Why do bureaucrats act like this? Because there is no upside for them. A business person will take a risk because the chance of failure is balanced by the chance of making a fortune. Civil servants aren’t rewarded with fortunes when their decisions go right, but they are sidelined or barred from promotion when they go wrong. So they focus on stopping the downside, not boosting the upside.
Meanwhile, Tom Whitehead, writing in the same paper, reports a relevant court judgement:
The system of investigating people’s backgrounds for employment vetting much be overhauled because it is wrongly “tilted” in favour of protecting the public, the Supreme Court concluded.

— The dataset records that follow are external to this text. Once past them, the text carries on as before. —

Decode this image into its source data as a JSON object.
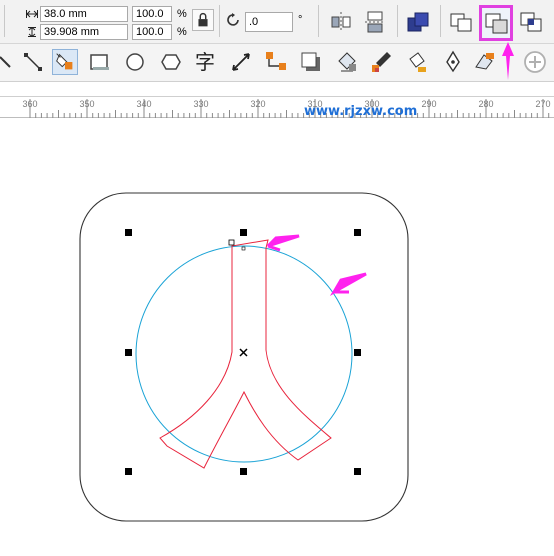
{
  "property_bar": {
    "width_value": "38.0 mm",
    "height_value": "39.908 mm",
    "scale_x": "100.0",
    "scale_y": "100.0",
    "percent_symbol_x": "%",
    "percent_symbol_y": "%",
    "rotation_value": ".0",
    "degree_symbol": "°"
  },
  "ruler": {
    "labels": [
      "360",
      "350",
      "340",
      "330",
      "320",
      "310",
      "300",
      "290",
      "280",
      "270"
    ]
  },
  "watermark": "www.rjzxw.com",
  "tool_glyphs": {
    "text_tool": "字"
  },
  "colors": {
    "highlight": "#e040e0",
    "annotation_arrow": "#ff22ee",
    "circle_stroke": "#1aa3d6",
    "shape_stroke": "#e8243c",
    "rounded_rect_stroke": "#333333",
    "watermark": "#1f6fd6"
  }
}
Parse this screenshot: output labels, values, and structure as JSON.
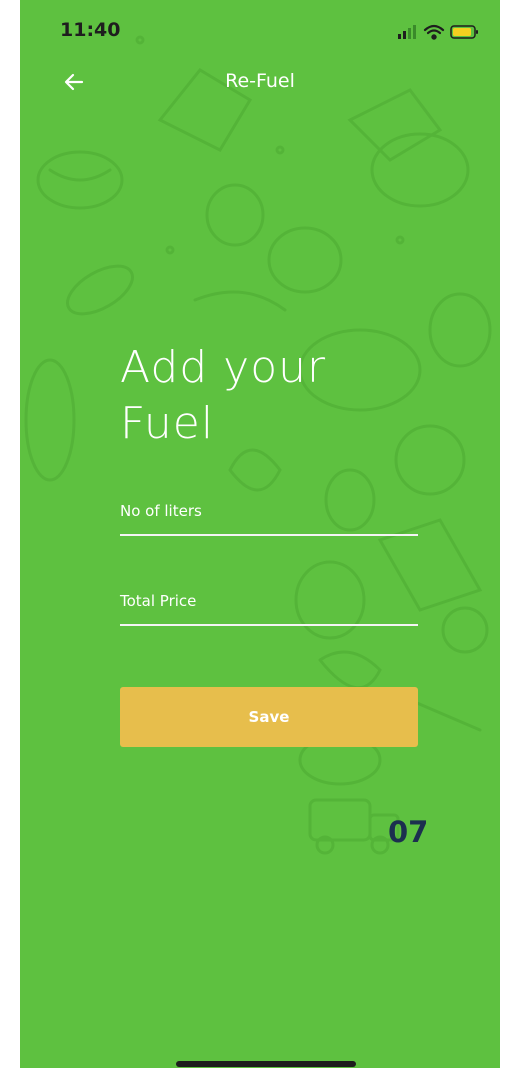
{
  "status_bar": {
    "time": "11:40"
  },
  "nav": {
    "title": "Re-Fuel"
  },
  "form": {
    "heading_line1": "Add your",
    "heading_line2": "Fuel",
    "liters_label": "No of liters",
    "price_label": "Total Price",
    "save_label": "Save"
  },
  "page_number": "07",
  "colors": {
    "background": "#5ec140",
    "button": "#e7be4c",
    "page_number": "#1c2f4f"
  }
}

It said this meant that individual rights could be damaged by “unreliable” or “out of date” details, especially with the use of so-called soft intelligence held by police, such as allegations or suspicions, in enhanced Criminal Record Bureau (CRB) checks.
In a victory against the growing Big Brother state, the justices, in their first judgment since the Supreme Court opened in Britain earlier this month, said there should no longer be a “presumption for disclosure” of such information, which could be “even mere suspicion or hints of matters which are disputed by the applicant”.
The ruling goes to the very heart of the Government’s controversial new barring and vetting scheme, under which at least 11 million people will have to undergo enhanced checks if they want to work with children or vulnerable adults.
There are already concerns that the disclosure of unproven allegations could end the careers of effectively innocent people.
The full judgement can be read here.